The controversy created by the campaign is not a compelling reason for it not to be tried in Britain. The press officer for the Rainbow group, Jan Schwertner, is at pains to emphasize that they are not the first to link the topics of AIDS and dictators. In other words, the approach is not original, but is rather a deliberate tactic to shock the audience and elicit purported response. As Schwertner alludes, the earlier awareness campaigns featuring vegetables were not nearly as successful due to lack of provocative elements in the ads. The effectiveness of the new tactics is proven by the fact that young people have reacted positively to the campaign. From the point of view of the Rainbow group, the campaign has been a success. In the end, it all boils down to the old adage – ‘there is no such thing as bad publicity’. (Hans, www.spiegel.de, 2009) Hence, the controversial nature of the ad campaign is not disincentive enough for it to be tried in Britain, or for that matter in Sub-Saharan Africa.

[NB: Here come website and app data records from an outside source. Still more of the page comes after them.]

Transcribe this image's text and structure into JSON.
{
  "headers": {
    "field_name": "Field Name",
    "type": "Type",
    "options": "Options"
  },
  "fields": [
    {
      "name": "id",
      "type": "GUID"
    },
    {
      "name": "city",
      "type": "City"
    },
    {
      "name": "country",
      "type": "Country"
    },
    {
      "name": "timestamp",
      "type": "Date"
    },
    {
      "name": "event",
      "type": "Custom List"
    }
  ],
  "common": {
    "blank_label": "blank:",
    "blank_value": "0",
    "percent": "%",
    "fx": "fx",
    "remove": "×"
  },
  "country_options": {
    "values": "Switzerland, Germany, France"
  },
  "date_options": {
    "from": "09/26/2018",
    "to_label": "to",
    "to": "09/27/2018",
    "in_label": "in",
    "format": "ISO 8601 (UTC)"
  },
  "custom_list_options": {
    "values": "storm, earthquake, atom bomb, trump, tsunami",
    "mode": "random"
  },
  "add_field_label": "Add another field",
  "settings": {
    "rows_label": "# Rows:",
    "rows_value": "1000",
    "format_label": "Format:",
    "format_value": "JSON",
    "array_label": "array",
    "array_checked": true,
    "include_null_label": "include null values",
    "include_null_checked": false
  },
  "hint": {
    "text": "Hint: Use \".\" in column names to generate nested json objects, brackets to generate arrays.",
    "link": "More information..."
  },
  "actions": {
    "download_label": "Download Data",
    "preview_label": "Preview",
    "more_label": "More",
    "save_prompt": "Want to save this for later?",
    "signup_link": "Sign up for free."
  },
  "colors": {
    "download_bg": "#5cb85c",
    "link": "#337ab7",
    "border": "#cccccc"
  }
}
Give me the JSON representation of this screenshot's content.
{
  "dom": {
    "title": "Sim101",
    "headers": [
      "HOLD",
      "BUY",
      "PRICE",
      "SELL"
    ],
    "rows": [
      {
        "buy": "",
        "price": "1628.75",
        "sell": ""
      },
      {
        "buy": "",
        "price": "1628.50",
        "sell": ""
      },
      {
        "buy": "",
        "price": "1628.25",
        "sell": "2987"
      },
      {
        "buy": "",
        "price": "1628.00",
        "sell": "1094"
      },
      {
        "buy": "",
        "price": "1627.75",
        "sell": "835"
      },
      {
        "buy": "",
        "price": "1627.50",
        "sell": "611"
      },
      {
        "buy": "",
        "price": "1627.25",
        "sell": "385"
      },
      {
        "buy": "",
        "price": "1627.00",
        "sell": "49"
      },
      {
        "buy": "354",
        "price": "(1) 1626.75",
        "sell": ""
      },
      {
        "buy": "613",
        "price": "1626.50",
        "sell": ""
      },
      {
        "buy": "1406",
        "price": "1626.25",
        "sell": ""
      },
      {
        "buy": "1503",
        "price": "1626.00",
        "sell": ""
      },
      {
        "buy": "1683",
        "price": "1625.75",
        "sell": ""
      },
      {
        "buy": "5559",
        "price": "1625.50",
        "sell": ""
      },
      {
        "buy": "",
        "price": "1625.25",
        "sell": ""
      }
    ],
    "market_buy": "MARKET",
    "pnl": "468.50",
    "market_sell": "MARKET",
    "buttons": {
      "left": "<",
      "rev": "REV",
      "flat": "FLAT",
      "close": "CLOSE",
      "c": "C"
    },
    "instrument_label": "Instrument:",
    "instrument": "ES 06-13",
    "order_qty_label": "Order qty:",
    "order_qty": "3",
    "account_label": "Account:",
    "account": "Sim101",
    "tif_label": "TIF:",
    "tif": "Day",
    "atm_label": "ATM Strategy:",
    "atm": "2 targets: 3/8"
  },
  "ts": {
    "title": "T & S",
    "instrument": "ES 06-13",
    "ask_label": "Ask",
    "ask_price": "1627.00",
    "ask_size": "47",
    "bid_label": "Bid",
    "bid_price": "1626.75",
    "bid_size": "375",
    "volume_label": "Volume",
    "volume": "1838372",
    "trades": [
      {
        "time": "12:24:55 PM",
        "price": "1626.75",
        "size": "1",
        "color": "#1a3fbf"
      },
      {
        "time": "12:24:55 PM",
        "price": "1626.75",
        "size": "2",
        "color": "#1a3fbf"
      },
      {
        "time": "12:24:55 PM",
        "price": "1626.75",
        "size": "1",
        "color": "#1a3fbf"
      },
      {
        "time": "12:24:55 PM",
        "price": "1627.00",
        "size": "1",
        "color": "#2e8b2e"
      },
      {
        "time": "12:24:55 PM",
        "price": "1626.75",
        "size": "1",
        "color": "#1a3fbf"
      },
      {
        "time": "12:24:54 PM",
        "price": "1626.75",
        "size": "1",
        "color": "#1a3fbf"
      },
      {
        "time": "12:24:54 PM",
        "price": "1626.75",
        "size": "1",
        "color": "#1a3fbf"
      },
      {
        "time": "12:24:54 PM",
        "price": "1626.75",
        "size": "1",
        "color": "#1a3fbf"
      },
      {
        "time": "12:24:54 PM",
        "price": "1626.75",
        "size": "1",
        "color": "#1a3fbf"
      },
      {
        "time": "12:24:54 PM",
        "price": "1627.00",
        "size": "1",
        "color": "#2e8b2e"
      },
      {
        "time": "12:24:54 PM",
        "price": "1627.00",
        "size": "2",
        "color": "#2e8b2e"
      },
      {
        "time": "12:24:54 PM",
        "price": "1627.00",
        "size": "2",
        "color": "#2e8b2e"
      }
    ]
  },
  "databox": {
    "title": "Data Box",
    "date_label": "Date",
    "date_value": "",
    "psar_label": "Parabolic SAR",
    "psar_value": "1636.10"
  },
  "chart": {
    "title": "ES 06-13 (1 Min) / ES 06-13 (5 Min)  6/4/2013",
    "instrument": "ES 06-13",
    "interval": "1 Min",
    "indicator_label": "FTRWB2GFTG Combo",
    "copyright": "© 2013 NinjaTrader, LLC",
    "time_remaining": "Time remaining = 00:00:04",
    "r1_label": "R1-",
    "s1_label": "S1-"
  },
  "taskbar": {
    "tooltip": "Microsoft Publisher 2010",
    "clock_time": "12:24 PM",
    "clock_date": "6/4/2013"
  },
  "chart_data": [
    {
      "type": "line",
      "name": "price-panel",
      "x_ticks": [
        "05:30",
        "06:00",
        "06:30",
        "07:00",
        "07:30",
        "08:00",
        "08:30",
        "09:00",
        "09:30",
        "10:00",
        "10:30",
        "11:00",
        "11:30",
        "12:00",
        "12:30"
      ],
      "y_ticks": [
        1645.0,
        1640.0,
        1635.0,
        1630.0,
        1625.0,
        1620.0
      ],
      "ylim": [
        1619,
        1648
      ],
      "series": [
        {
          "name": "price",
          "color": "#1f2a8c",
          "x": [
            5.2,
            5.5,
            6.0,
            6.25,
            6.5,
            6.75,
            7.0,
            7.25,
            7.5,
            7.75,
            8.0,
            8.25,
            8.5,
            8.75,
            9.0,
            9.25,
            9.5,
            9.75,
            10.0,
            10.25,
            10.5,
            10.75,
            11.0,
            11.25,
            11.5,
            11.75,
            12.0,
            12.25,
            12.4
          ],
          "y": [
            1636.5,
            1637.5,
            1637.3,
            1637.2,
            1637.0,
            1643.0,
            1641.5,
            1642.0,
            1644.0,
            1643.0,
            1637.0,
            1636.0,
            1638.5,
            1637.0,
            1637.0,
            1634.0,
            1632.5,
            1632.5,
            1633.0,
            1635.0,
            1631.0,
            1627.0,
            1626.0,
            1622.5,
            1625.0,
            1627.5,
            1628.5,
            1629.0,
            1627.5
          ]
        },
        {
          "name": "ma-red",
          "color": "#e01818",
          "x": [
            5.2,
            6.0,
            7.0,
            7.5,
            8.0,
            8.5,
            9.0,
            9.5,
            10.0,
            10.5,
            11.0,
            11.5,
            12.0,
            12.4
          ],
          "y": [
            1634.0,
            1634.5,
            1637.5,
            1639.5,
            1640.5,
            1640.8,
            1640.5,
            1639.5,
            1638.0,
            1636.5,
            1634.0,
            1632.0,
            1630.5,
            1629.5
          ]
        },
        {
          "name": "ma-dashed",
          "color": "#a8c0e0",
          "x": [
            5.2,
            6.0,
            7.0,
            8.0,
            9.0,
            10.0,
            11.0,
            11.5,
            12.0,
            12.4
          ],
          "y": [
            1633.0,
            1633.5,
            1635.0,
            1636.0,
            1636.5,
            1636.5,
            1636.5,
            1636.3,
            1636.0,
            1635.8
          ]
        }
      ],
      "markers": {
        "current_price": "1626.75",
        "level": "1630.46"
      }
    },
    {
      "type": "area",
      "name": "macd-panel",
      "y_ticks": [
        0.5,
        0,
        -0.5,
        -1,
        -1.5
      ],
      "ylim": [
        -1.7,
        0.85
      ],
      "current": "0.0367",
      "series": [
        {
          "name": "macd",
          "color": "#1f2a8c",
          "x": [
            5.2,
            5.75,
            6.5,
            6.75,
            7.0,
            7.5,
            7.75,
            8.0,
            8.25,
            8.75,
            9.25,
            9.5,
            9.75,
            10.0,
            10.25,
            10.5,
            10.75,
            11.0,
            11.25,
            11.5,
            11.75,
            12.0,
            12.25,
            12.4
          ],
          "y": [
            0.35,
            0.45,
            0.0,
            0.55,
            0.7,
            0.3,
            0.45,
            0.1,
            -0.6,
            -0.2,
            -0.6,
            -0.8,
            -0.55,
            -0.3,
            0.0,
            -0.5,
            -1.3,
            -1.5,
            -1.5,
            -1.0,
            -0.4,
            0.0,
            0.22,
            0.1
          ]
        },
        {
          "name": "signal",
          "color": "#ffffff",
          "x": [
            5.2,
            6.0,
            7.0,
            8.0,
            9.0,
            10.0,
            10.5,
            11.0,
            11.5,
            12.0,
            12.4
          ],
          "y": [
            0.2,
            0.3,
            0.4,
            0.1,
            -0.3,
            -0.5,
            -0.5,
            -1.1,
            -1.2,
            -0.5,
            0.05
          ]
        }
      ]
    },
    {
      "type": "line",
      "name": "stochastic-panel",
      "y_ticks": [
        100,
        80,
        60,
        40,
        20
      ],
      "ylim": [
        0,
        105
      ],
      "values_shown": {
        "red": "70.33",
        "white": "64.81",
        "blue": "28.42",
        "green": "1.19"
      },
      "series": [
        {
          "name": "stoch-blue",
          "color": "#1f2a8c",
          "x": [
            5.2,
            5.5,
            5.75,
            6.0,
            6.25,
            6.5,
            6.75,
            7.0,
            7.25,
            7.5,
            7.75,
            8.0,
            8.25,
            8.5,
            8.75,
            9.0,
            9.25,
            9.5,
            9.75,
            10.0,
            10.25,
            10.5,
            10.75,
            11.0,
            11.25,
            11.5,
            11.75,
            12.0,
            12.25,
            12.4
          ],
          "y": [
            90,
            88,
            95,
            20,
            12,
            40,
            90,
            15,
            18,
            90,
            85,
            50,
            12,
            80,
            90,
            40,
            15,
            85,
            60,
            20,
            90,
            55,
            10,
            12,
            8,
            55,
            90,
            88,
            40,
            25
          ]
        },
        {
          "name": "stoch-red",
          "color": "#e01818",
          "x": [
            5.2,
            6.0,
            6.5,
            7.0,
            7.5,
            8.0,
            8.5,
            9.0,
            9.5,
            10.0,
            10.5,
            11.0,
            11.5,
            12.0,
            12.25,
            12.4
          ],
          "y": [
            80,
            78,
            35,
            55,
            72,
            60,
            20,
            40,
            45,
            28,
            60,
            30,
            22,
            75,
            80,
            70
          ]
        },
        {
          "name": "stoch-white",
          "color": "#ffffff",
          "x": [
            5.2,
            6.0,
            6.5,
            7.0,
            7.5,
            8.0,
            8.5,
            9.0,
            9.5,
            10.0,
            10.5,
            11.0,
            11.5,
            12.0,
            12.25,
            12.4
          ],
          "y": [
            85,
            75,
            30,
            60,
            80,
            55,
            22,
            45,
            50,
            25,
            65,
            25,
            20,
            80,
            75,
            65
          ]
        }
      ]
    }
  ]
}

When one looks back at the history of advertisement, the concept of employing popular cultural icons is a proven method of garnering attention to a brand. Though, figures such as Hitler, Stalin and Saddam Hussein are perceived negatively by the general public, they do fit the idea of celebrity endorsement. A very prominent example is the 1998 campaign headed by Television personality Joan Lunden, who also suffered from allergies. Claritin employed Lunden for allergy controlling products. Likewise, Bob Dole was seen endorsing for Viagra as he himself was suffering from and erectile dysfunction. This trend had now snowballed into big phenomenon with more celebrities pitching an ever-expanding array of prescription drugs on popular mainstream media. Thus, one can understand the reasoning behind using notorious figures in the awareness campaign. (Gorin, 2002, p.58)
Concerns pertaining to the effectiveness of the campaign in the United Kingdom will be dispelled when one analyses the ad through an ethical framework. For example, a common framework of media ethics has been adopted by radio, television and newspaper associations across Europe and North America. The ad campaign in question meets most criteria set out in the ethical code. For instance, an area of consensus that journalists and ad professionals from various mediums have agreed upon is in the judicious choice of facts and photographs that is published or shown in their reports. This code was accepted on the grounds that blatant truth can sometimes offend or hurt the sentiments of certain communities. But the flip side of this argument is the subtle ‘censorship’ that this subjects journalists to. In this context the AIDS awareness campaign in question can be seen to bring greater common good for British citizens at the cost of causing some minor discomfort.
The fact that the ad campaign in question is a social awareness campaign as against a commercial marketing campaign, makes the parameters of judging its content slightly different. Social marketing is defined as “the application of commercial marketing technologies to the analysis, planning, execution and evaluation of programs designed to influence the voluntary behaviour of target audiences in order to improve their personal welfare and that of society”. (Kotler, 2002, p.36) In a general sense, social marketing is a novel way of conceiving and implementing a very old human endeavour. From time immemorial, “there have been social systems, there have been attempts to inform, persuade, influence, motivate, to gain acceptance for new adherents to certain sets of ideas, to promote causes and to win over particular groups, to reinforce behaviour or to change it — whether by favour, argument or force”. (Bloom & Novelli, 1991, p.84) Its practical development is related to such disciplines as “advertising, public relations and market research, as well as to the work and experience of social activists, advocacy groups and community organizers” (Kotler, 2002, p.36). Since the advertisement featuring Hitler falls within the tradition of social marketing/awareness, it is bound to be efficacious in meeting its objectives.